Login View Cart
5 Things to Consider when Buying Food Storage

#1 – Servings vs. Meals

A serving is not a meal. A meal is made up of multiple servings. Here are some examples of 1 serving of food:

Some food supply packages offer 3 servings per day. Unfortunately, that’s not enough to feed an average adult. Eating only 3 servings would be like eating 2 slices of plain bread and a cup of milk. Most people eat that many servings during breakfast alone.

It’s important that your 1 year food supply meets your daily nutritional needs. A more precise way to measure nutritional value is by looking at how many calories per day each product offers.

#2 – Calories

According to the FDA, the average adult eats around 2,000 calories/day. In order to satisfy your hunger at each meal, make sure your food storage can provide at least 2,000 calories/day.

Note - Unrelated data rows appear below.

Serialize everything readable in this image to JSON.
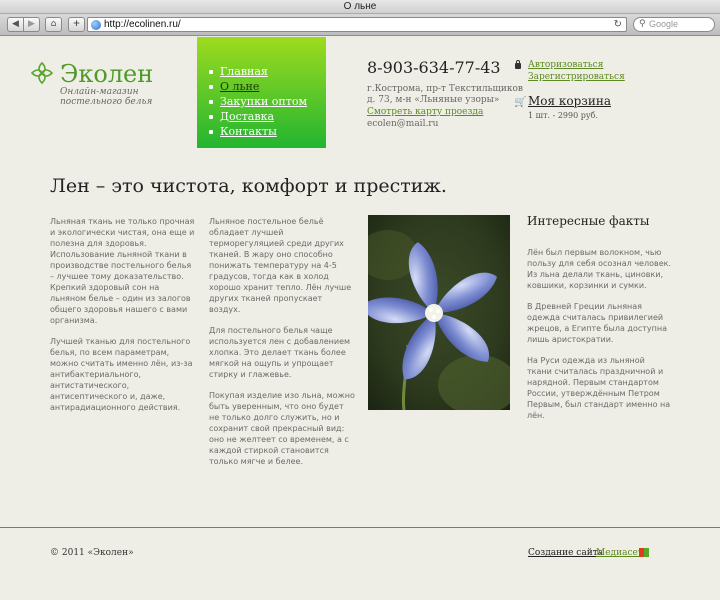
{
  "browser": {
    "title": "О льне",
    "url": "http://ecolinen.ru/",
    "search_placeholder": "Google"
  },
  "header": {
    "logo_name": "Эколен",
    "logo_subtitle_1": "Онлайн-магазин",
    "logo_subtitle_2": "постельного белья",
    "menu": [
      {
        "label": "Главная"
      },
      {
        "label": "О льне"
      },
      {
        "label": "Закупки оптом"
      },
      {
        "label": "Доставка"
      },
      {
        "label": "Контакты"
      }
    ],
    "phone": "8-903-634-77-43",
    "address_1": "г.Кострома, пр-т Текстильщиков",
    "address_2": "д. 73, м-н «Льняные узоры»",
    "map_link": "Смотреть карту проезда",
    "email": "ecolen@mail.ru",
    "login": "Авторизоваться",
    "register": "Зарегистрироваться",
    "cart_title": "Моя корзина",
    "cart_info": "1 шт. - 2990 руб."
  },
  "main": {
    "headline": "Лен – это чистота, комфорт и престиж.",
    "col1": [
      "Льняная ткань не только прочная и экологически чистая, она еще и полезна для здоровья. Использование льняной ткани в производстве постельного белья – лучшее тому доказательство. Крепкий здоровый сон на льняном белье – один из залогов общего здоровья нашего с вами организма.",
      "Лучшей тканью для постельного белья, по всем параметрам, можно считать именно лён, из-за антибактериального, антистатического, антисептического и, даже, антирадиационного действия."
    ],
    "col2": [
      "Льняное постельное бельё обладает лучшей терморегуляцией среди других тканей. В жару оно способно понижать температуру на 4-5 градусов, тогда как в холод хорошо хранит тепло. Лён лучше других тканей пропускает воздух.",
      "Для постельного белья чаще используется лен с добавлением хлопка. Это делает ткань более мягкой на ощупь и упрощает стирку и глажевье.",
      "Покупая изделие изо льна, можно быть уверенным, что оно будет не только долго служить, но и сохранит свой прекрасный вид: оно не желтеет со временем, а с каждой стиркой становится только мягче и белее."
    ],
    "facts_title": "Интересные факты",
    "facts": [
      "Лён был первым волокном, чью пользу для себя осознал человек. Из льна делали ткань, циновки, ковшики, корзинки и сумки.",
      "В Древней Греции льняная одежда считалась привилегией жрецов, а Египте была доступна лишь аристократии.",
      "На Руси одежда из льняной ткани считалась праздничной и нарядной. Первым стандартом России, утверждённым Петром Первым, был стандарт именно на лён."
    ]
  },
  "footer": {
    "copyright": "© 2011 «Эколен»",
    "site_link": "Создание сайта",
    "separator": "-",
    "media_link": "Медиасеть"
  }
}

If you want to save money, you can purchase a food storage package that offers fewer calories, but you may be left feeling a little hungry.

#3 – Cans vs. Pouches

#10 Cans and Mylar pouches are the two main choices when it comes to long-term food storage. Here are some of the features of each option:

#10 CansMylar Pouches
Air/Water Resistantyesyes
Puncture Resistantyespartially
Insect Resistantyeswhen stored in bucket
Rodent Resistantyeswhen stored in bucket
Crush-proofyeswhen stored in bucket
Stackableyeswhen stored in bucket
Re-sealableyesyes
Cost per container42 cents31 cents

There is a common misconception about #10 cans. Some people believe that once you open a can you need to hurry and eat all the food in a short time. That’s not how it works. In reality, most canned foods are good for an entire year after they’ve been opened. That’s a longer shelf life than most of the food you eat every day. After you open a can, you can just put the plastic lid back on it.

#4 – Water

With so many options for food storage, it’s easy to forget water storage. Water is essential. Even with a year supply of food, you won’t survive without water.

There are two choices when it comes to water storage: 1) Filters, 2) Containers. If you live near a water source, filters provide an affordable way to get clean drinking water. If not, your best option is to purchase a large container, like a 55-gallon barrel.

When storing water in barrels you can sanitize the water with purification tablets. These are generally pretty affordable and keep the water clean for a matter of years. Also, in order to avoid unnecessary contamination, store your barrels a few inches from the ground. This prevents bacteria from leaching into the barrel—especially when the barrel is on cement.

#5 – Dehydrated vs. Freeze-Dried

There are a few differences between dehydrated and freeze-dried food. Here are some of the main points to consider:

Shelf Life – Shelf life varies greatly depending on the type of food that is packed. It also depends on the company that does the packing. Some dehydrated food lasts as little as 5-10 years, while other dehydrated foods last up to 30 years. Some freeze-dried foods last as little as 5-7 years, but most products last 20-25 years. You will need to check the individual products before purchasing because there is no universal shelf life for each packaging method.

Variety – Because of differences in the dehydration and freeze drying process, some foods are better dehydrated while others are better freeze-dried. Dehydrated foods usually include food for cooking, like pasta, grains, rice, butter, cheese, shortening, baking soda, etc. Freeze-dried foods are usually pre-made meals, like beef stew, lasagna, macaroni & cheese, etc. If you can prepare meals, dehydrated food is a good choice. If you are looking for convenience and luxury, freeze-dried food might be what you’re after.

Cost – Dehydrated foods are generally more affordable than freeze-dried foods—especially when buying a year supply. However, dehydrated food generally consists of basic ingredients, as opposed to no-cook freeze-dried meals.